**Work request**.
Could you repeat every record below exactly as written?

**Recorded information**.
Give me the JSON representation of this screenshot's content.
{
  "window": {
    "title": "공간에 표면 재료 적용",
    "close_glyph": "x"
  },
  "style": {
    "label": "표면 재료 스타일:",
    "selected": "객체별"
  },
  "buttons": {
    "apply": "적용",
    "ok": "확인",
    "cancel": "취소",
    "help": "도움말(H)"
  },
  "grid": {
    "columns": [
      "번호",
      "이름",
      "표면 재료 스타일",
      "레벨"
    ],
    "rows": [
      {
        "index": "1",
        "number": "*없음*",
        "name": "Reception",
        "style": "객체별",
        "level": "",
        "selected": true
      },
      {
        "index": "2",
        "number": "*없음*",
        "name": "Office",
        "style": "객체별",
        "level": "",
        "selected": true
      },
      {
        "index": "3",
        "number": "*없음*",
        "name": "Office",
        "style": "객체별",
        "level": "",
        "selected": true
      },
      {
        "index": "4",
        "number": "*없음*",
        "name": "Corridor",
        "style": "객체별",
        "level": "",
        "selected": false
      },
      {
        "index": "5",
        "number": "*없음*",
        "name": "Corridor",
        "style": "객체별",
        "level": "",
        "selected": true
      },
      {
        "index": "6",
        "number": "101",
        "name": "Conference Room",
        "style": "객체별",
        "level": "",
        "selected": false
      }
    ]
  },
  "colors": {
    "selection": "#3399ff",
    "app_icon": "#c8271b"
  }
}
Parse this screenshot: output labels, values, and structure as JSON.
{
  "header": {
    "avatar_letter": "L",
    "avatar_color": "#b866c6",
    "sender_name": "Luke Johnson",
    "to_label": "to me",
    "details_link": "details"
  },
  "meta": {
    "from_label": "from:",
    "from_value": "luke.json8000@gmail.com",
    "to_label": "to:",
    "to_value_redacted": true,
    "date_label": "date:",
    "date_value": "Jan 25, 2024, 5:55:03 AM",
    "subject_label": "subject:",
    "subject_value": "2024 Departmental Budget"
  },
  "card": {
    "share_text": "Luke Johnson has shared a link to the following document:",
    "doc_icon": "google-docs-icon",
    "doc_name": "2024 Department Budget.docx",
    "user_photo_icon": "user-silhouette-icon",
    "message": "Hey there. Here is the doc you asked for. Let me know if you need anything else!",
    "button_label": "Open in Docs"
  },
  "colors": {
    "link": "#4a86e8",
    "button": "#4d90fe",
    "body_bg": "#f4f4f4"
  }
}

**Solved problem**.
Give me the JSON representation of this screenshot's content.
{
  "window": {
    "title": "공간에 표면 재료 적용",
    "close_glyph": "x"
  },
  "style": {
    "label": "표면 재료 스타일:",
    "selected": "객체별"
  },
  "buttons": {
    "apply": "적용",
    "ok": "확인",
    "cancel": "취소",
    "help": "도움말(H)"
  },
  "grid": {
    "columns": [
      "번호",
      "이름",
      "표면 재료 스타일",
      "레벨"
    ],
    "rows": [
      {
        "index": "1",
        "number": "*없음*",
        "name": "Reception",
        "style": "객체별",
        "level": "",
        "selected": true
      },
      {
        "index": "2",
        "number": "*없음*",
        "name": "Office",
        "style": "객체별",
        "level": "",
        "selected": true
      },
      {
        "index": "3",
        "number": "*없음*",
        "name": "Office",
        "style": "객체별",
        "level": "",
        "selected": true
      },
      {
        "index": "4",
        "number": "*없음*",
        "name": "Corridor",
        "style": "객체별",
        "level": "",
        "selected": false
      },
      {
        "index": "5",
        "number": "*없음*",
        "name": "Corridor",
        "style": "객체별",
        "level": "",
        "selected": true
      },
      {
        "index": "6",
        "number": "101",
        "name": "Conference Room",
        "style": "객체별",
        "level": "",
        "selected": false
      }
    ]
  },
  "colors": {
    "selection": "#3399ff",
    "app_icon": "#c8271b"
  }
}
Parse this screenshot: output labels, values, and structure as JSON.
{
  "header": {
    "avatar_letter": "L",
    "avatar_color": "#b866c6",
    "sender_name": "Luke Johnson",
    "to_label": "to me",
    "details_link": "details"
  },
  "meta": {
    "from_label": "from:",
    "from_value": "luke.json8000@gmail.com",
    "to_label": "to:",
    "to_value_redacted": true,
    "date_label": "date:",
    "date_value": "Jan 25, 2024, 5:55:03 AM",
    "subject_label": "subject:",
    "subject_value": "2024 Departmental Budget"
  },
  "card": {
    "share_text": "Luke Johnson has shared a link to the following document:",
    "doc_icon": "google-docs-icon",
    "doc_name": "2024 Department Budget.docx",
    "user_photo_icon": "user-silhouette-icon",
    "message": "Hey there. Here is the doc you asked for. Let me know if you need anything else!",
    "button_label": "Open in Docs"
  },
  "colors": {
    "link": "#4a86e8",
    "button": "#4d90fe",
    "body_bg": "#f4f4f4"
  }
}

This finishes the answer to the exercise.